Type out the lines below exactly, pictures excluded.

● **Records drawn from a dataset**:

* * * * *

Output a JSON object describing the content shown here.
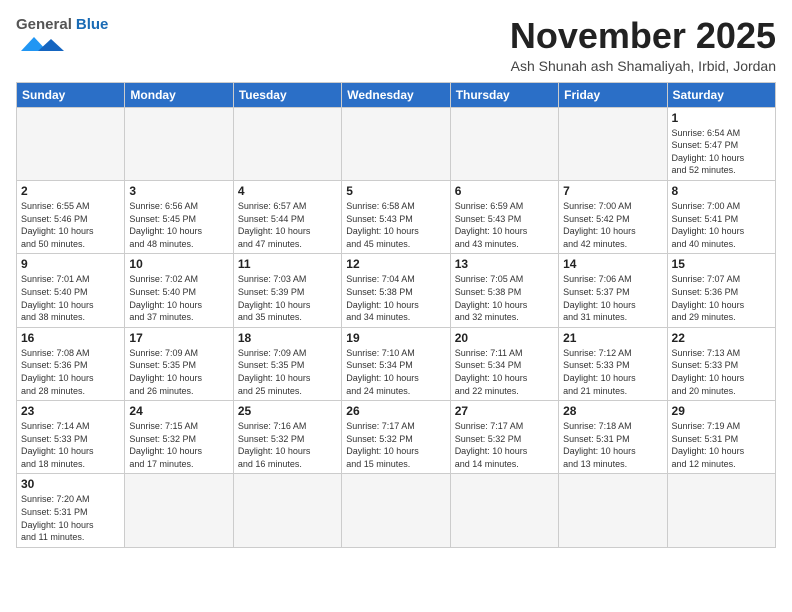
{
  "header": {
    "logo_general": "General",
    "logo_blue": "Blue",
    "month_title": "November 2025",
    "subtitle": "Ash Shunah ash Shamaliyah, Irbid, Jordan"
  },
  "weekdays": [
    "Sunday",
    "Monday",
    "Tuesday",
    "Wednesday",
    "Thursday",
    "Friday",
    "Saturday"
  ],
  "days": [
    {
      "date": "",
      "info": ""
    },
    {
      "date": "",
      "info": ""
    },
    {
      "date": "",
      "info": ""
    },
    {
      "date": "",
      "info": ""
    },
    {
      "date": "",
      "info": ""
    },
    {
      "date": "",
      "info": ""
    },
    {
      "date": "1",
      "info": "Sunrise: 6:54 AM\nSunset: 5:47 PM\nDaylight: 10 hours\nand 52 minutes."
    },
    {
      "date": "2",
      "info": "Sunrise: 6:55 AM\nSunset: 5:46 PM\nDaylight: 10 hours\nand 50 minutes."
    },
    {
      "date": "3",
      "info": "Sunrise: 6:56 AM\nSunset: 5:45 PM\nDaylight: 10 hours\nand 48 minutes."
    },
    {
      "date": "4",
      "info": "Sunrise: 6:57 AM\nSunset: 5:44 PM\nDaylight: 10 hours\nand 47 minutes."
    },
    {
      "date": "5",
      "info": "Sunrise: 6:58 AM\nSunset: 5:43 PM\nDaylight: 10 hours\nand 45 minutes."
    },
    {
      "date": "6",
      "info": "Sunrise: 6:59 AM\nSunset: 5:43 PM\nDaylight: 10 hours\nand 43 minutes."
    },
    {
      "date": "7",
      "info": "Sunrise: 7:00 AM\nSunset: 5:42 PM\nDaylight: 10 hours\nand 42 minutes."
    },
    {
      "date": "8",
      "info": "Sunrise: 7:00 AM\nSunset: 5:41 PM\nDaylight: 10 hours\nand 40 minutes."
    },
    {
      "date": "9",
      "info": "Sunrise: 7:01 AM\nSunset: 5:40 PM\nDaylight: 10 hours\nand 38 minutes."
    },
    {
      "date": "10",
      "info": "Sunrise: 7:02 AM\nSunset: 5:40 PM\nDaylight: 10 hours\nand 37 minutes."
    },
    {
      "date": "11",
      "info": "Sunrise: 7:03 AM\nSunset: 5:39 PM\nDaylight: 10 hours\nand 35 minutes."
    },
    {
      "date": "12",
      "info": "Sunrise: 7:04 AM\nSunset: 5:38 PM\nDaylight: 10 hours\nand 34 minutes."
    },
    {
      "date": "13",
      "info": "Sunrise: 7:05 AM\nSunset: 5:38 PM\nDaylight: 10 hours\nand 32 minutes."
    },
    {
      "date": "14",
      "info": "Sunrise: 7:06 AM\nSunset: 5:37 PM\nDaylight: 10 hours\nand 31 minutes."
    },
    {
      "date": "15",
      "info": "Sunrise: 7:07 AM\nSunset: 5:36 PM\nDaylight: 10 hours\nand 29 minutes."
    },
    {
      "date": "16",
      "info": "Sunrise: 7:08 AM\nSunset: 5:36 PM\nDaylight: 10 hours\nand 28 minutes."
    },
    {
      "date": "17",
      "info": "Sunrise: 7:09 AM\nSunset: 5:35 PM\nDaylight: 10 hours\nand 26 minutes."
    },
    {
      "date": "18",
      "info": "Sunrise: 7:09 AM\nSunset: 5:35 PM\nDaylight: 10 hours\nand 25 minutes."
    },
    {
      "date": "19",
      "info": "Sunrise: 7:10 AM\nSunset: 5:34 PM\nDaylight: 10 hours\nand 24 minutes."
    },
    {
      "date": "20",
      "info": "Sunrise: 7:11 AM\nSunset: 5:34 PM\nDaylight: 10 hours\nand 22 minutes."
    },
    {
      "date": "21",
      "info": "Sunrise: 7:12 AM\nSunset: 5:33 PM\nDaylight: 10 hours\nand 21 minutes."
    },
    {
      "date": "22",
      "info": "Sunrise: 7:13 AM\nSunset: 5:33 PM\nDaylight: 10 hours\nand 20 minutes."
    },
    {
      "date": "23",
      "info": "Sunrise: 7:14 AM\nSunset: 5:33 PM\nDaylight: 10 hours\nand 18 minutes."
    },
    {
      "date": "24",
      "info": "Sunrise: 7:15 AM\nSunset: 5:32 PM\nDaylight: 10 hours\nand 17 minutes."
    },
    {
      "date": "25",
      "info": "Sunrise: 7:16 AM\nSunset: 5:32 PM\nDaylight: 10 hours\nand 16 minutes."
    },
    {
      "date": "26",
      "info": "Sunrise: 7:17 AM\nSunset: 5:32 PM\nDaylight: 10 hours\nand 15 minutes."
    },
    {
      "date": "27",
      "info": "Sunrise: 7:17 AM\nSunset: 5:32 PM\nDaylight: 10 hours\nand 14 minutes."
    },
    {
      "date": "28",
      "info": "Sunrise: 7:18 AM\nSunset: 5:31 PM\nDaylight: 10 hours\nand 13 minutes."
    },
    {
      "date": "29",
      "info": "Sunrise: 7:19 AM\nSunset: 5:31 PM\nDaylight: 10 hours\nand 12 minutes."
    },
    {
      "date": "30",
      "info": "Sunrise: 7:20 AM\nSunset: 5:31 PM\nDaylight: 10 hours\nand 11 minutes."
    },
    {
      "date": "",
      "info": ""
    },
    {
      "date": "",
      "info": ""
    },
    {
      "date": "",
      "info": ""
    },
    {
      "date": "",
      "info": ""
    },
    {
      "date": "",
      "info": ""
    },
    {
      "date": "",
      "info": ""
    }
  ]
}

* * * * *

● **Exercise output**:
Output a JSON object describing the content shown here.
{
  "header": {
    "logo_general": "General",
    "logo_blue": "Blue",
    "month_title": "November 2025",
    "subtitle": "Ash Shunah ash Shamaliyah, Irbid, Jordan"
  },
  "weekdays": [
    "Sunday",
    "Monday",
    "Tuesday",
    "Wednesday",
    "Thursday",
    "Friday",
    "Saturday"
  ],
  "days": [
    {
      "date": "",
      "info": ""
    },
    {
      "date": "",
      "info": ""
    },
    {
      "date": "",
      "info": ""
    },
    {
      "date": "",
      "info": ""
    },
    {
      "date": "",
      "info": ""
    },
    {
      "date": "",
      "info": ""
    },
    {
      "date": "1",
      "info": "Sunrise: 6:54 AM\nSunset: 5:47 PM\nDaylight: 10 hours\nand 52 minutes."
    },
    {
      "date": "2",
      "info": "Sunrise: 6:55 AM\nSunset: 5:46 PM\nDaylight: 10 hours\nand 50 minutes."
    },
    {
      "date": "3",
      "info": "Sunrise: 6:56 AM\nSunset: 5:45 PM\nDaylight: 10 hours\nand 48 minutes."
    },
    {
      "date": "4",
      "info": "Sunrise: 6:57 AM\nSunset: 5:44 PM\nDaylight: 10 hours\nand 47 minutes."
    },
    {
      "date": "5",
      "info": "Sunrise: 6:58 AM\nSunset: 5:43 PM\nDaylight: 10 hours\nand 45 minutes."
    },
    {
      "date": "6",
      "info": "Sunrise: 6:59 AM\nSunset: 5:43 PM\nDaylight: 10 hours\nand 43 minutes."
    },
    {
      "date": "7",
      "info": "Sunrise: 7:00 AM\nSunset: 5:42 PM\nDaylight: 10 hours\nand 42 minutes."
    },
    {
      "date": "8",
      "info": "Sunrise: 7:00 AM\nSunset: 5:41 PM\nDaylight: 10 hours\nand 40 minutes."
    },
    {
      "date": "9",
      "info": "Sunrise: 7:01 AM\nSunset: 5:40 PM\nDaylight: 10 hours\nand 38 minutes."
    },
    {
      "date": "10",
      "info": "Sunrise: 7:02 AM\nSunset: 5:40 PM\nDaylight: 10 hours\nand 37 minutes."
    },
    {
      "date": "11",
      "info": "Sunrise: 7:03 AM\nSunset: 5:39 PM\nDaylight: 10 hours\nand 35 minutes."
    },
    {
      "date": "12",
      "info": "Sunrise: 7:04 AM\nSunset: 5:38 PM\nDaylight: 10 hours\nand 34 minutes."
    },
    {
      "date": "13",
      "info": "Sunrise: 7:05 AM\nSunset: 5:38 PM\nDaylight: 10 hours\nand 32 minutes."
    },
    {
      "date": "14",
      "info": "Sunrise: 7:06 AM\nSunset: 5:37 PM\nDaylight: 10 hours\nand 31 minutes."
    },
    {
      "date": "15",
      "info": "Sunrise: 7:07 AM\nSunset: 5:36 PM\nDaylight: 10 hours\nand 29 minutes."
    },
    {
      "date": "16",
      "info": "Sunrise: 7:08 AM\nSunset: 5:36 PM\nDaylight: 10 hours\nand 28 minutes."
    },
    {
      "date": "17",
      "info": "Sunrise: 7:09 AM\nSunset: 5:35 PM\nDaylight: 10 hours\nand 26 minutes."
    },
    {
      "date": "18",
      "info": "Sunrise: 7:09 AM\nSunset: 5:35 PM\nDaylight: 10 hours\nand 25 minutes."
    },
    {
      "date": "19",
      "info": "Sunrise: 7:10 AM\nSunset: 5:34 PM\nDaylight: 10 hours\nand 24 minutes."
    },
    {
      "date": "20",
      "info": "Sunrise: 7:11 AM\nSunset: 5:34 PM\nDaylight: 10 hours\nand 22 minutes."
    },
    {
      "date": "21",
      "info": "Sunrise: 7:12 AM\nSunset: 5:33 PM\nDaylight: 10 hours\nand 21 minutes."
    },
    {
      "date": "22",
      "info": "Sunrise: 7:13 AM\nSunset: 5:33 PM\nDaylight: 10 hours\nand 20 minutes."
    },
    {
      "date": "23",
      "info": "Sunrise: 7:14 AM\nSunset: 5:33 PM\nDaylight: 10 hours\nand 18 minutes."
    },
    {
      "date": "24",
      "info": "Sunrise: 7:15 AM\nSunset: 5:32 PM\nDaylight: 10 hours\nand 17 minutes."
    },
    {
      "date": "25",
      "info": "Sunrise: 7:16 AM\nSunset: 5:32 PM\nDaylight: 10 hours\nand 16 minutes."
    },
    {
      "date": "26",
      "info": "Sunrise: 7:17 AM\nSunset: 5:32 PM\nDaylight: 10 hours\nand 15 minutes."
    },
    {
      "date": "27",
      "info": "Sunrise: 7:17 AM\nSunset: 5:32 PM\nDaylight: 10 hours\nand 14 minutes."
    },
    {
      "date": "28",
      "info": "Sunrise: 7:18 AM\nSunset: 5:31 PM\nDaylight: 10 hours\nand 13 minutes."
    },
    {
      "date": "29",
      "info": "Sunrise: 7:19 AM\nSunset: 5:31 PM\nDaylight: 10 hours\nand 12 minutes."
    },
    {
      "date": "30",
      "info": "Sunrise: 7:20 AM\nSunset: 5:31 PM\nDaylight: 10 hours\nand 11 minutes."
    },
    {
      "date": "",
      "info": ""
    },
    {
      "date": "",
      "info": ""
    },
    {
      "date": "",
      "info": ""
    },
    {
      "date": "",
      "info": ""
    },
    {
      "date": "",
      "info": ""
    },
    {
      "date": "",
      "info": ""
    }
  ]
}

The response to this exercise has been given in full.